Six of the Democratic Party's top 10 donors in the last decade were labor unions at the same time the party was promoting labor's policy agenda while burying the issue of union corruption.

On the Republican side, three of the national party's leading financial backers in the 1990s were tobacco companies, which saw the congressional GOP leadership squelch legislation last year that would have cracked down on cigarette makers.

These are among the conclusions of a new book--"The Buying of the President 2000"--released today by the Center for Public Integrity, a nonprofit investigative group. The organization, which published similar books in 1992 and 1996, said all the leading presidential candidates this year are beholden to some degree to the special interests that have funded their political careers.

"Each of the leading candidates has done public policy favors for their major contributors," said Charles Lewis, the center's executive director. "If you look at any nationally prominent candidate, they had to curry favor."

Eight of the top 10 donors to Bill Bradley's three Senate campaigns and his current presidential run are from Wall Street and insurance companies, which received special attention from him when he was a member of the Senate Finance Committee, the center said in the book.

As a Democratic senator from New Jersey, Bradley sponsored dozens of measures on behalf of a major campaign contributor, the chemical industry, seeking a reduction in taxes owed for importing a variety of drugs, pesticides and other products, some of them dangerous, the center said.

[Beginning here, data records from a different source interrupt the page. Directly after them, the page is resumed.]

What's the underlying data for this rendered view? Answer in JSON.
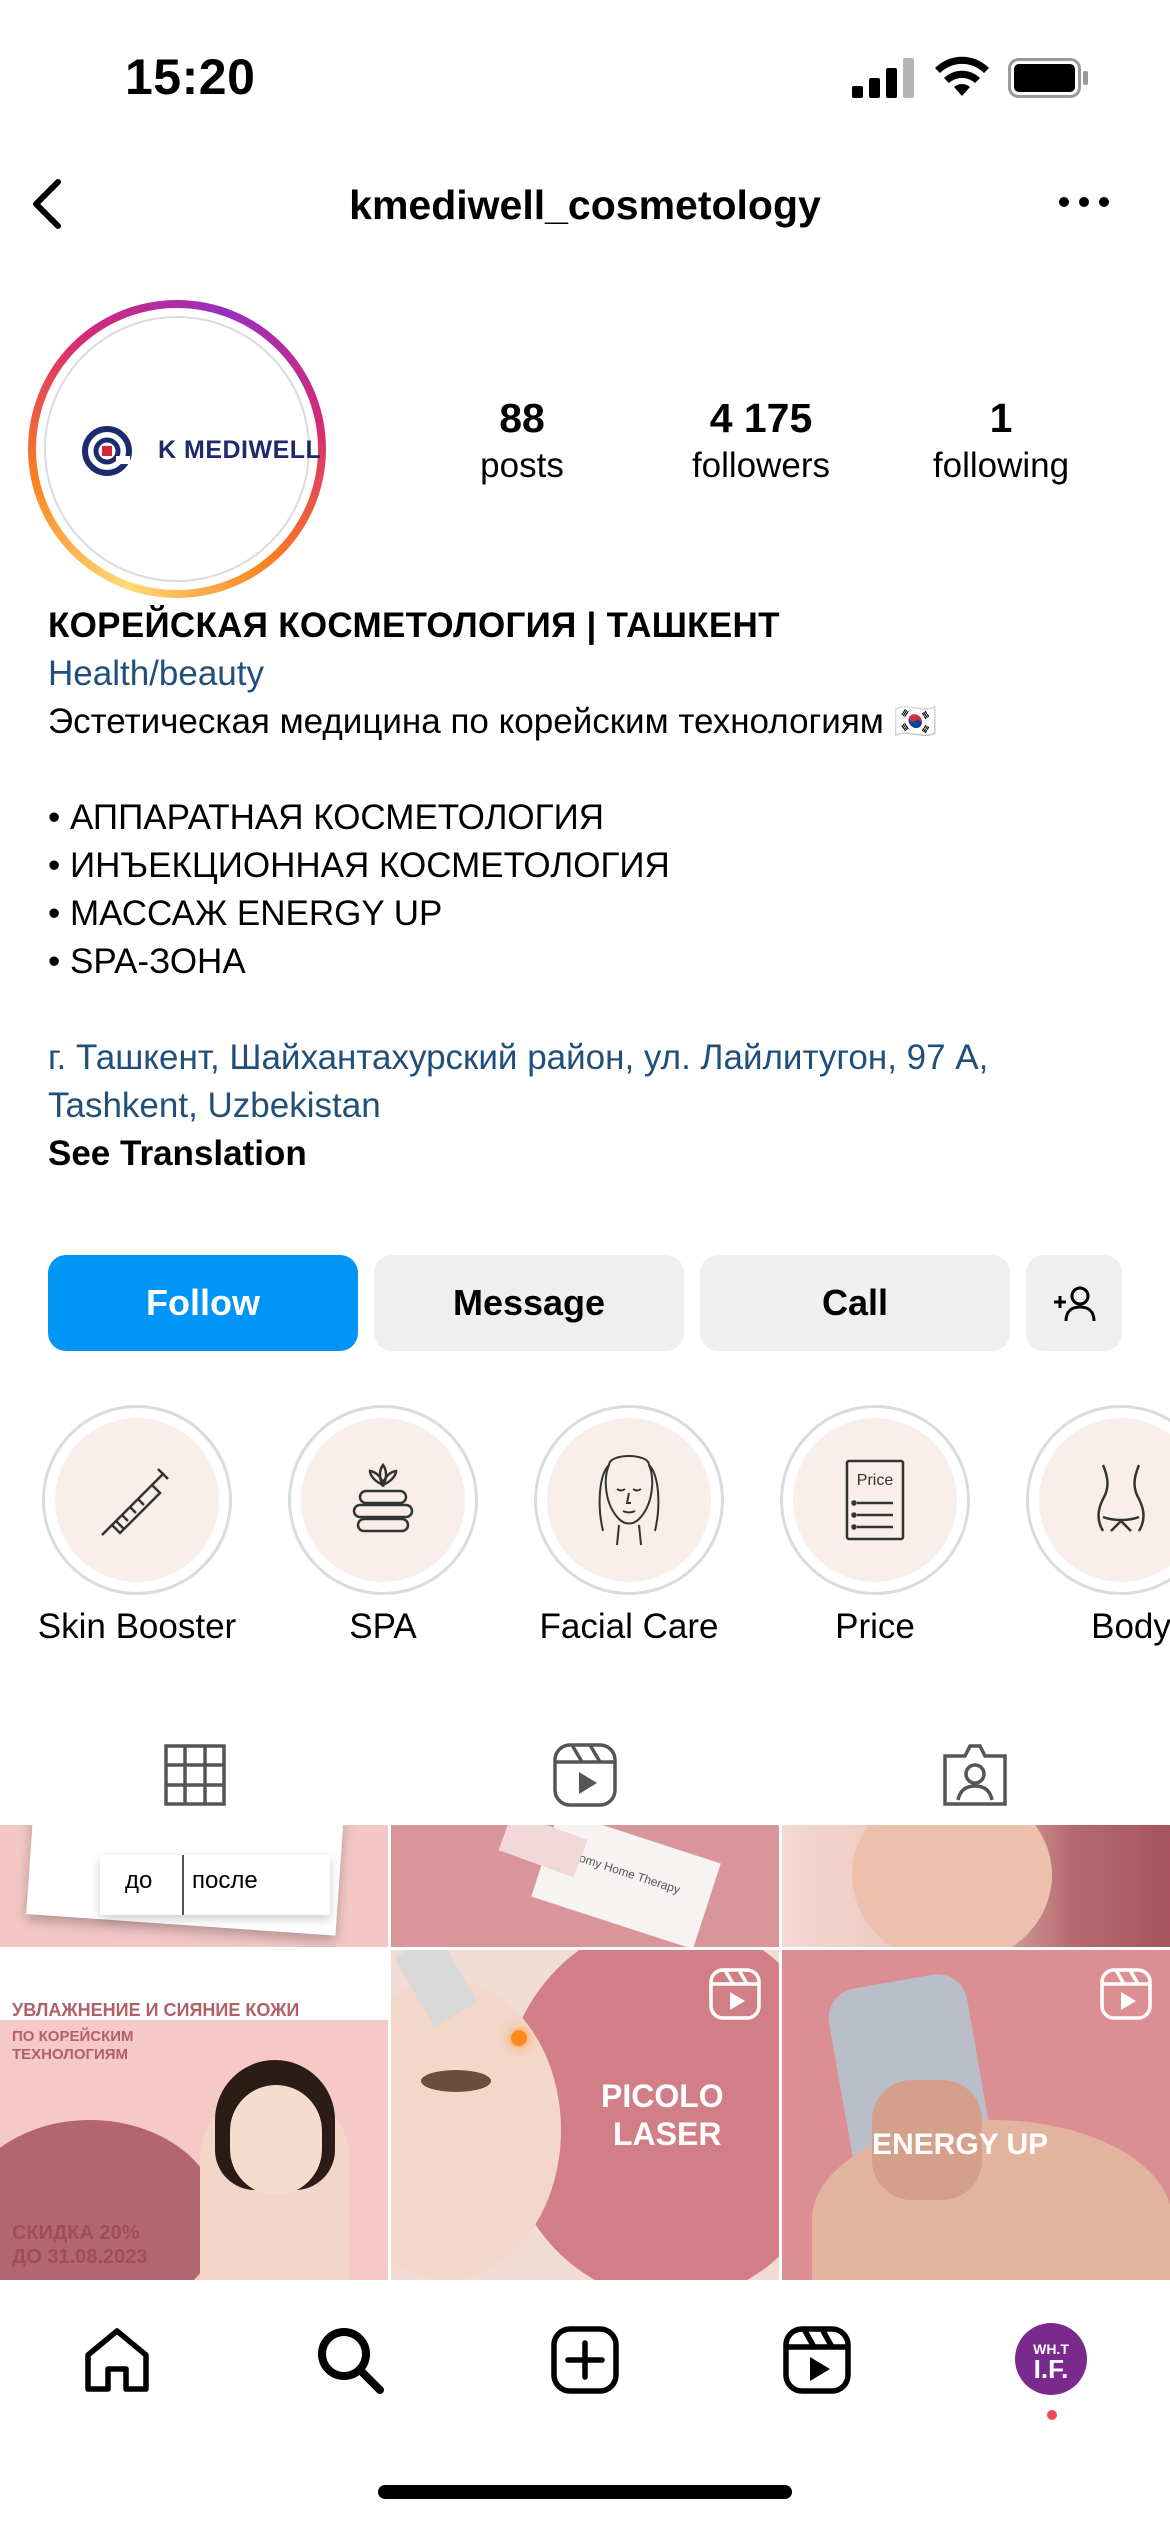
{
  "status_bar": {
    "time": "15:20"
  },
  "header": {
    "username": "kmediwell_cosmetology"
  },
  "profile": {
    "logo_text": "K MEDIWELL",
    "stats": [
      {
        "value": "88",
        "label": "posts"
      },
      {
        "value": "4 175",
        "label": "followers"
      },
      {
        "value": "1",
        "label": "following"
      }
    ],
    "name": "КОРЕЙСКАЯ КОСМЕТОЛОГИЯ | ТАШКЕНТ",
    "category": "Health/beauty",
    "bio_line": "Эстетическая медицина по корейским технологиям 🇰🇷",
    "services": [
      "• АППАРАТНАЯ КОСМЕТОЛОГИЯ",
      "• ИНЪЕКЦИОННАЯ КОСМЕТОЛОГИЯ",
      "• МАССАЖ ENERGY UP",
      "• SPA-ЗОНА"
    ],
    "address_line1": "г. Ташкент, Шайхантахурский район, ул. Лайлитугон, 97 А,",
    "address_line2": "Tashkent, Uzbekistan",
    "see_translation": "See Translation"
  },
  "actions": {
    "follow": "Follow",
    "message": "Message",
    "call": "Call"
  },
  "highlights": [
    {
      "label": "Skin Booster",
      "icon": "syringe-icon"
    },
    {
      "label": "SPA",
      "icon": "spa-stones-icon"
    },
    {
      "label": "Facial Care",
      "icon": "face-icon"
    },
    {
      "label": "Price",
      "icon": "price-list-icon",
      "icon_text": "Price"
    },
    {
      "label": "Body",
      "icon": "body-icon"
    }
  ],
  "tabs": [
    "grid-icon",
    "reels-icon",
    "tagged-icon"
  ],
  "posts": {
    "row1": [
      {
        "labels": [
          "до",
          "после"
        ]
      },
      {
        "card_text": "Atomy Home Therapy"
      },
      {}
    ],
    "row2": [
      {
        "headline": "УВЛАЖНЕНИЕ И СИЯНИЕ КОЖИ",
        "sub": "ПО КОРЕЙСКИМ ТЕХНОЛОГИЯМ",
        "promo1": "СКИДКА 20%",
        "promo2": "ДО 31.08.2023"
      },
      {
        "title1": "PICOLO",
        "title2": "LASER"
      },
      {
        "title": "ENERGY UP"
      }
    ]
  },
  "bottom_nav": {
    "items": [
      "home-icon",
      "search-icon",
      "create-icon",
      "reels-icon",
      "profile-avatar"
    ],
    "avatar_text1": "WH.T",
    "avatar_text2": "I.F."
  },
  "colors": {
    "accent": "#0095f6",
    "link": "#1f4f7a",
    "highlight_bg": "#f9eeea",
    "post_pink": "#e8a3a6"
  }
}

"Anyone who knows Bill Bradley knows he's not beholden to his contributors," said campaign spokesman Kristen Ludecke. She cited as an example his recent proposal to close $125 billion in corporate income tax loopholes.

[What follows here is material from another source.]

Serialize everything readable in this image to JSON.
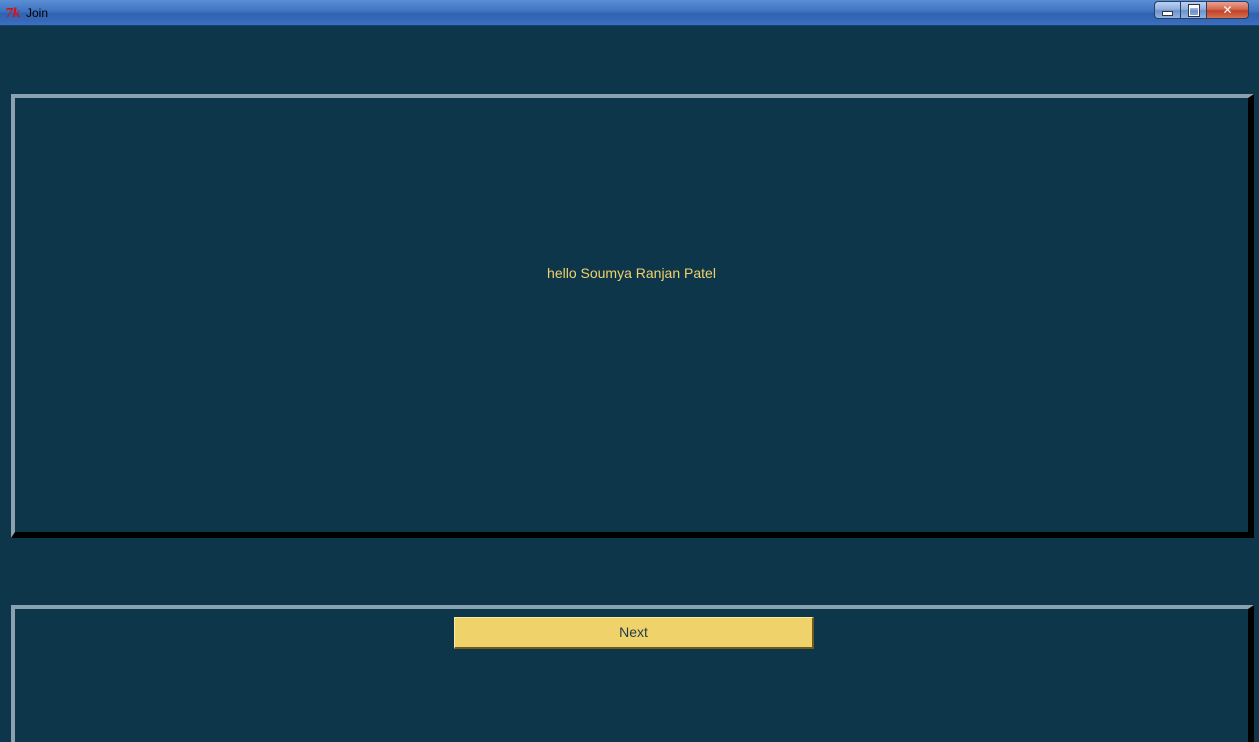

Vice President Gore's top two career donors were accounting firm Ernst & Young and regional telephone giant BellSouth Corp.

Five of the 10 leading career contributors to Sen. John McCain (R-Ariz.) are communications and entertainment firms dependent on legislation before his Senate Commerce Committee. Other donors include mining interests and railroads, the center said.

"McCain portrays himself as a plain-talking crusader who's bucking the system," Lewis said, but he "rarely breaks ranks with the special interests who finance his campaigns."

"That's fundamentally false," said McCain spokesman Howard Opinsky. McCain has often acted against his donors' interests, as in some communications issues, he said. "The consistent theme in all his positions is he stands up for consumers."

The seventh-largest contributor to Texas Gov. George W. Bush's state and presidential campaigns is Lonnie "Bo" Pilgrim, a founder of a major chicken processing company that has repeatedly been found to have violated pollution standards. He has given Bush $231,750.

Oil and chemical firms also have given generously to Bush, and the Texas governor has granted them breaks on environmental enforcement, the center said.

Bush does not make decisions based on contributions, but "based on what's right for Texas, and he'd do the same as president, based on what's right for America," said Bush spokesman Scott McClellan.

Career Patrons

The Center for Public Integrity, a nonpartisan investigative group, assembled these lists of top donors to the two political parties and the four leading presidential candidates. Donations to the parties consisted of "soft money," the unlimited sums given to party groups, from 1991 to 1999. Contributions to candidates were over the course of their political lives.

Democrats

AFSCME $3,671,809

Communications Workers of America 3,593,815

Seagram. 2,673,983

National Education Association 2,644,927

American Federation of Teachers 2,075,913

Bill Bradley

Citigroup $ 454,065

Merrill Lynch. 169,500

Goldman Sachs Group 148,800

Morgan Stanley Dean Witter 129,675

Time Warner and affiliated companies 112,770

Al Gore

Ernst & Young International $ 125,200

BellSouth 104,000

Goldman Sachs 99,250

D.E. Shaw & Co./ Shaw and Kobliner families 98,000

Citigroup 91,950

Republicans

Phillip Morris $6,211,508

Amway 4,518,500

American Financial Group/Lindner family 3,494,000

Nabisco Group Holdings/

R.J. Reynolds Tobacco Holding 3,159,627

AT&T/TCI 2,913,543

George W. Bush

Enron $ 550,025

Sanchez family and related

business interests 320,150

Vinson & Elkins 316,700

Hicks Muse Tate and Furst

and affiliated companies 290,400

Bass family and business interests 273,927

John McCain

US West $ 107,520

Hensley & Co. 80,300

AT&T and affiliated companies 72,250

Viacom and affiliated companies 61,750

Boeing and affiliated companies 61,400